With every season comes a new trend in fashion, and this summer gave rise to crochet. From tops to swimsuits, yarn is on the hot list, so it would seem like an apt time to release a film about the trendiest material of the moment.
Opening July 23rd at Akron's Nightlight Cinema, Yarn beautifully educates viewers on an art form most probably still associate with their grandmothers. Following three artists and an avant-garde circus troupe, director Una Lorenzen artfully weaves these different narratives into a broader tapestry -- wink wink -- that challenges preconceived notions about yarn, crochet and needlework.
We see an Icelandic crochet artist decorate the streets with her work, often making political and social statements. We see another artist demonstrate how her crochet is used to create playgrounds for children around the world. The hanging colorful jungles of yarn are mesmerizing to watch — they might even inspire you to hunt them down in real life.
Improbably though it may seem, Lorenzen literally brings yarn to life: the camera captures the artwork in all its vivid color and richness, and unique animation and gorgeous landscapes enhance the film's substantial visual appeal.
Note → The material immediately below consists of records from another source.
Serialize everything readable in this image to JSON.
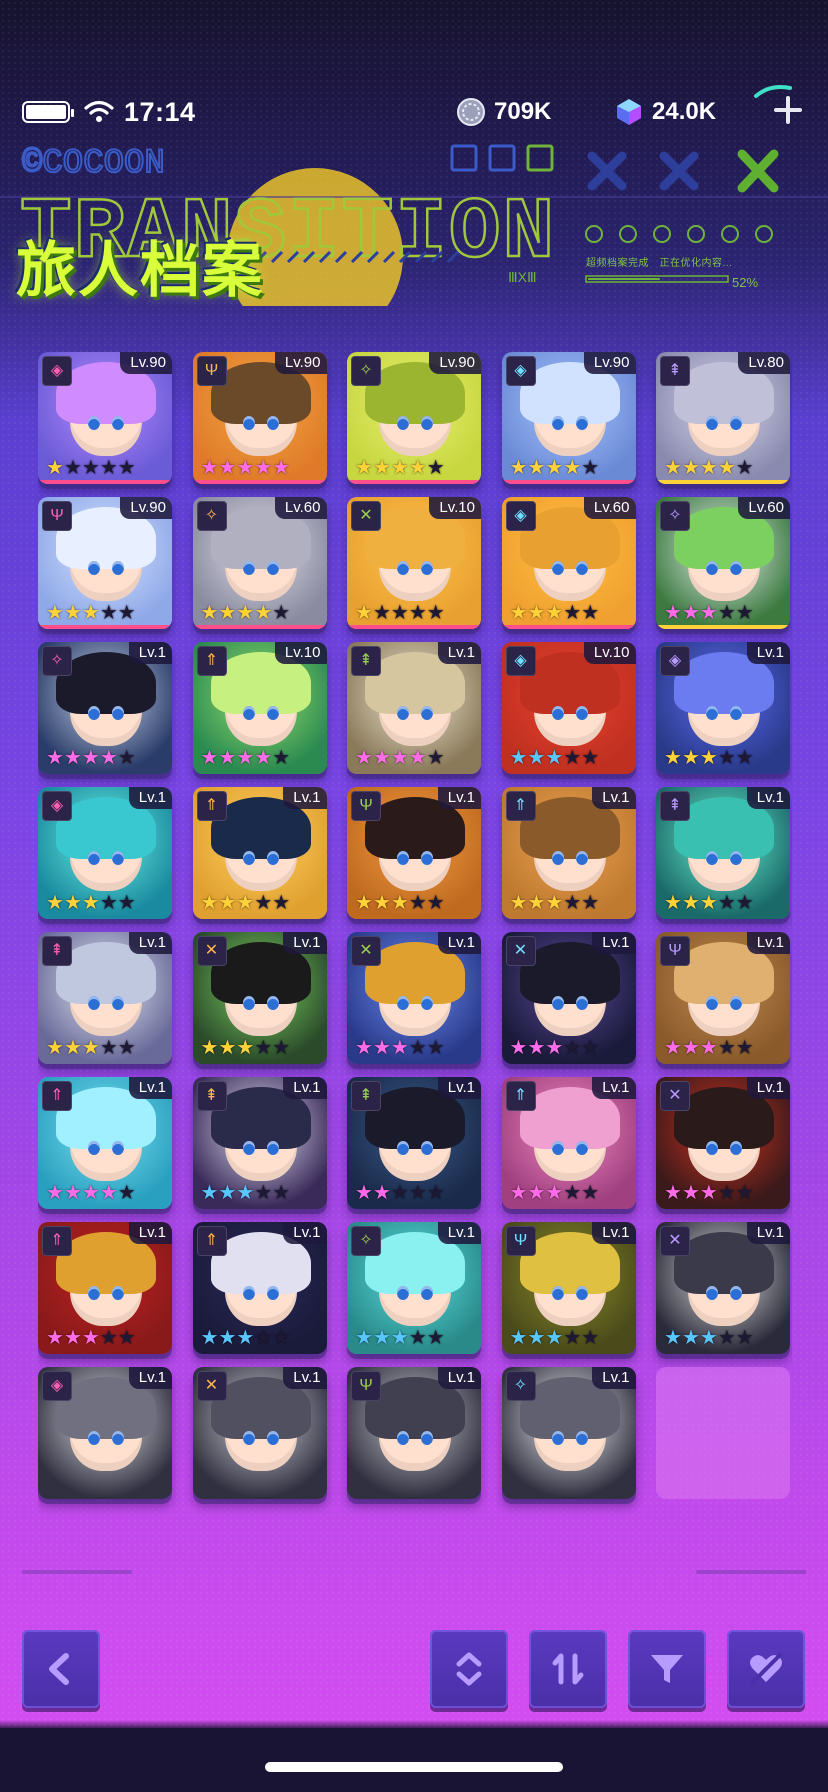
{
  "status": {
    "time": "17:14",
    "gold": "709K",
    "gems": "24.0K",
    "icons": [
      "battery-icon",
      "wifi-icon",
      "coin-icon",
      "gem-icon",
      "plus-icon"
    ]
  },
  "banner": {
    "title": "旅人档案",
    "logo_text": "©COCOON",
    "bg_word": "TRANSITION",
    "meta_text": "超频档案完成　正在优化内容...",
    "progress_text": "52%",
    "numeral": "ⅢXⅢ",
    "progress": 0.52
  },
  "colors": {
    "gold_star": "#ffd23a",
    "pink_star": "#ff6be8",
    "blue_star": "#59c7ff",
    "accent_green": "#c8ff3a",
    "button_bg": "#4f33b0"
  },
  "roster": [
    {
      "lv": "Lv.90",
      "cls": "◈",
      "stars": [
        "g",
        "g",
        "g",
        "g",
        "g"
      ],
      "on": 1
    },
    {
      "lv": "Lv.90",
      "cls": "Ψ",
      "stars": [
        "p",
        "p",
        "p",
        "p",
        "p"
      ],
      "on": 5
    },
    {
      "lv": "Lv.90",
      "cls": "✧",
      "stars": [
        "g",
        "g",
        "g",
        "g",
        "g"
      ],
      "on": 4
    },
    {
      "lv": "Lv.90",
      "cls": "◈",
      "stars": [
        "g",
        "g",
        "g",
        "g",
        "g"
      ],
      "on": 4
    },
    {
      "lv": "Lv.80",
      "cls": "⇞",
      "stars": [
        "g",
        "g",
        "g",
        "g",
        "g"
      ],
      "on": 4
    },
    {
      "lv": "Lv.90",
      "cls": "Ψ",
      "stars": [
        "g",
        "g",
        "g",
        "g",
        "g"
      ],
      "on": 3
    },
    {
      "lv": "Lv.60",
      "cls": "✧",
      "stars": [
        "g",
        "g",
        "g",
        "g",
        "g"
      ],
      "on": 4
    },
    {
      "lv": "Lv.10",
      "cls": "✕",
      "stars": [
        "g",
        "g",
        "g",
        "g",
        "g"
      ],
      "on": 1
    },
    {
      "lv": "Lv.60",
      "cls": "◈",
      "stars": [
        "g",
        "g",
        "g",
        "g",
        "g"
      ],
      "on": 3
    },
    {
      "lv": "Lv.60",
      "cls": "✧",
      "stars": [
        "p",
        "p",
        "p",
        "p",
        "p"
      ],
      "on": 3
    },
    {
      "lv": "Lv.1",
      "cls": "✧",
      "stars": [
        "p",
        "p",
        "p",
        "p",
        "p"
      ],
      "on": 4
    },
    {
      "lv": "Lv.10",
      "cls": "⇑",
      "stars": [
        "p",
        "p",
        "p",
        "p",
        "p"
      ],
      "on": 4
    },
    {
      "lv": "Lv.1",
      "cls": "⇞",
      "stars": [
        "p",
        "p",
        "p",
        "p",
        "p"
      ],
      "on": 4
    },
    {
      "lv": "Lv.10",
      "cls": "◈",
      "stars": [
        "b",
        "b",
        "b",
        "b",
        "b"
      ],
      "on": 3
    },
    {
      "lv": "Lv.1",
      "cls": "◈",
      "stars": [
        "g",
        "g",
        "g",
        "g",
        "g"
      ],
      "on": 3
    },
    {
      "lv": "Lv.1",
      "cls": "◈",
      "stars": [
        "g",
        "g",
        "g",
        "g",
        "g"
      ],
      "on": 3
    },
    {
      "lv": "Lv.1",
      "cls": "⇑",
      "stars": [
        "g",
        "g",
        "g",
        "g",
        "g"
      ],
      "on": 3
    },
    {
      "lv": "Lv.1",
      "cls": "Ψ",
      "stars": [
        "g",
        "g",
        "g",
        "g",
        "g"
      ],
      "on": 3
    },
    {
      "lv": "Lv.1",
      "cls": "⇑",
      "stars": [
        "g",
        "g",
        "g",
        "g",
        "g"
      ],
      "on": 3
    },
    {
      "lv": "Lv.1",
      "cls": "⇞",
      "stars": [
        "g",
        "g",
        "g",
        "g",
        "g"
      ],
      "on": 3
    },
    {
      "lv": "Lv.1",
      "cls": "⇞",
      "stars": [
        "g",
        "g",
        "g",
        "g",
        "g"
      ],
      "on": 3
    },
    {
      "lv": "Lv.1",
      "cls": "✕",
      "stars": [
        "g",
        "g",
        "g",
        "g",
        "g"
      ],
      "on": 3
    },
    {
      "lv": "Lv.1",
      "cls": "✕",
      "stars": [
        "p",
        "p",
        "p",
        "p",
        "p"
      ],
      "on": 3
    },
    {
      "lv": "Lv.1",
      "cls": "✕",
      "stars": [
        "p",
        "p",
        "p",
        "p",
        "p"
      ],
      "on": 3
    },
    {
      "lv": "Lv.1",
      "cls": "Ψ",
      "stars": [
        "p",
        "p",
        "p",
        "p",
        "p"
      ],
      "on": 3
    },
    {
      "lv": "Lv.1",
      "cls": "⇑",
      "stars": [
        "p",
        "p",
        "p",
        "p",
        "p"
      ],
      "on": 4
    },
    {
      "lv": "Lv.1",
      "cls": "⇞",
      "stars": [
        "b",
        "b",
        "b",
        "b",
        "b"
      ],
      "on": 3
    },
    {
      "lv": "Lv.1",
      "cls": "⇞",
      "stars": [
        "p",
        "p",
        "p",
        "p",
        "p"
      ],
      "on": 2
    },
    {
      "lv": "Lv.1",
      "cls": "⇑",
      "stars": [
        "p",
        "p",
        "p",
        "p",
        "p"
      ],
      "on": 3
    },
    {
      "lv": "Lv.1",
      "cls": "✕",
      "stars": [
        "p",
        "p",
        "p",
        "p",
        "p"
      ],
      "on": 3
    },
    {
      "lv": "Lv.1",
      "cls": "⇑",
      "stars": [
        "p",
        "p",
        "p",
        "p",
        "p"
      ],
      "on": 3
    },
    {
      "lv": "Lv.1",
      "cls": "⇑",
      "stars": [
        "b",
        "b",
        "b",
        "b",
        "b"
      ],
      "on": 3
    },
    {
      "lv": "Lv.1",
      "cls": "✧",
      "stars": [
        "b",
        "b",
        "b",
        "b",
        "b"
      ],
      "on": 3
    },
    {
      "lv": "Lv.1",
      "cls": "Ψ",
      "stars": [
        "b",
        "b",
        "b",
        "b",
        "b"
      ],
      "on": 3
    },
    {
      "lv": "Lv.1",
      "cls": "✕",
      "stars": [
        "b",
        "b",
        "b",
        "b",
        "b"
      ],
      "on": 3
    },
    {
      "lv": "Lv.1",
      "cls": "◈",
      "stars": [],
      "on": 0
    },
    {
      "lv": "Lv.1",
      "cls": "✕",
      "stars": [],
      "on": 0
    },
    {
      "lv": "Lv.1",
      "cls": "Ψ",
      "stars": [],
      "on": 0
    },
    {
      "lv": "Lv.1",
      "cls": "✧",
      "stars": [],
      "on": 0
    }
  ],
  "controls": {
    "back": "back-chevron-icon",
    "expand": "expand-collapse-icon",
    "sort": "sort-order-icon",
    "filter": "filter-funnel-icon",
    "favorite": "favorite-heart-icon"
  }
}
Content-wise, Yarn gets it right as well. All too often, documentaries are packed with new information, making the films feel more like lectures than entertainment. Yarn, however, balances new information with narrative and visuals in a way that makes it an easy, enjoyable watch. Though it seemed silly to be watching a film about yarn at times, overall, the film has an important message, articulated at one point in the film by an Icelandic crochet artist: Needlework is one of the few art forms that originated with women. The underlying importance of bringing awareness to crochet and this female art form is echoed throughout the film.